(Records from a dataset)
━━━━━━━━━━━━━━━━━━━━━━━━━━━━━━
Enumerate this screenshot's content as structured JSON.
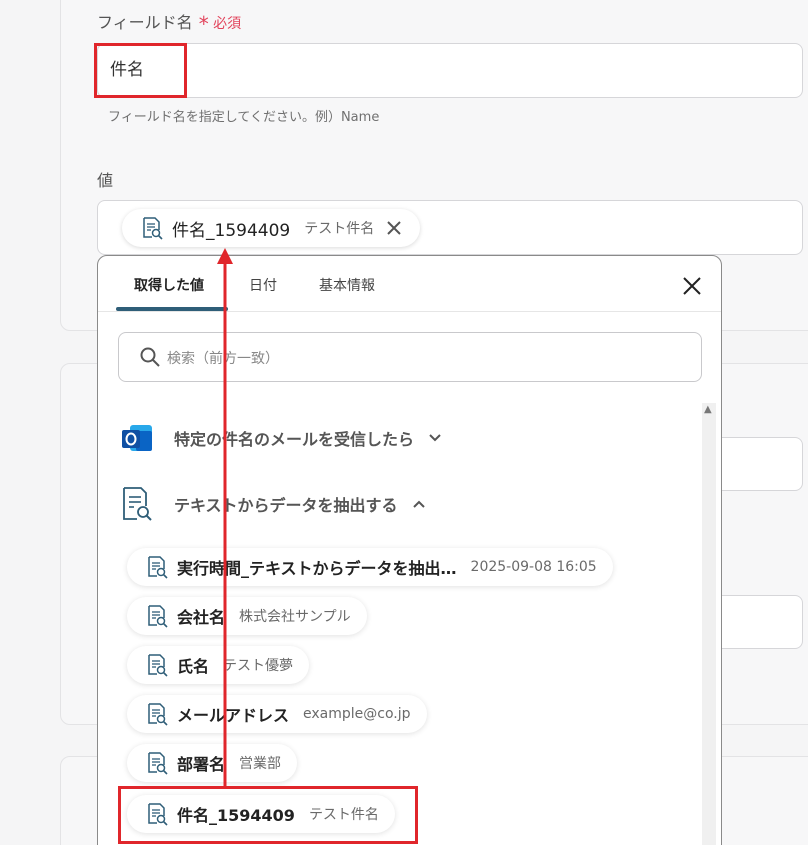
{
  "field": {
    "label": "フィールド名",
    "required_star": "*",
    "required_label": "必須",
    "value": "件名",
    "hint": "フィールド名を指定してください。例）Name"
  },
  "value_section": {
    "label": "値",
    "chip": {
      "name": "件名_1594409",
      "value": "テスト件名"
    }
  },
  "dropdown": {
    "tabs": [
      {
        "label": "取得した値"
      },
      {
        "label": "日付"
      },
      {
        "label": "基本情報"
      }
    ],
    "search_placeholder": "検索（前方一致）",
    "sections": [
      {
        "label": "特定の件名のメールを受信したら",
        "icon": "outlook-icon",
        "expanded": false
      },
      {
        "label": "テキストからデータを抽出する",
        "icon": "document-search-icon",
        "expanded": true
      }
    ],
    "items": [
      {
        "name": "実行時間_テキストからデータを抽出…",
        "value": "2025-09-08 16:05"
      },
      {
        "name": "会社名",
        "value": "株式会社サンプル"
      },
      {
        "name": "氏名",
        "value": "テスト優夢"
      },
      {
        "name": "メールアドレス",
        "value": "example@co.jp"
      },
      {
        "name": "部署名",
        "value": "営業部"
      },
      {
        "name": "件名_1594409",
        "value": "テスト件名"
      }
    ]
  },
  "colors": {
    "accent": "#2f5e78",
    "highlight": "#e0262b",
    "required": "#e2445c",
    "outlook_blue": "#0a64c5"
  }
}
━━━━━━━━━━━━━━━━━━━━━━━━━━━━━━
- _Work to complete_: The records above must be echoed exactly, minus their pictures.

- _Output below_:
Enumerate this screenshot's content as structured JSON.
{
  "field": {
    "label": "フィールド名",
    "required_star": "*",
    "required_label": "必須",
    "value": "件名",
    "hint": "フィールド名を指定してください。例）Name"
  },
  "value_section": {
    "label": "値",
    "chip": {
      "name": "件名_1594409",
      "value": "テスト件名"
    }
  },
  "dropdown": {
    "tabs": [
      {
        "label": "取得した値"
      },
      {
        "label": "日付"
      },
      {
        "label": "基本情報"
      }
    ],
    "search_placeholder": "検索（前方一致）",
    "sections": [
      {
        "label": "特定の件名のメールを受信したら",
        "icon": "outlook-icon",
        "expanded": false
      },
      {
        "label": "テキストからデータを抽出する",
        "icon": "document-search-icon",
        "expanded": true
      }
    ],
    "items": [
      {
        "name": "実行時間_テキストからデータを抽出…",
        "value": "2025-09-08 16:05"
      },
      {
        "name": "会社名",
        "value": "株式会社サンプル"
      },
      {
        "name": "氏名",
        "value": "テスト優夢"
      },
      {
        "name": "メールアドレス",
        "value": "example@co.jp"
      },
      {
        "name": "部署名",
        "value": "営業部"
      },
      {
        "name": "件名_1594409",
        "value": "テスト件名"
      }
    ]
  },
  "colors": {
    "accent": "#2f5e78",
    "highlight": "#e0262b",
    "required": "#e2445c",
    "outlook_blue": "#0a64c5"
  }
}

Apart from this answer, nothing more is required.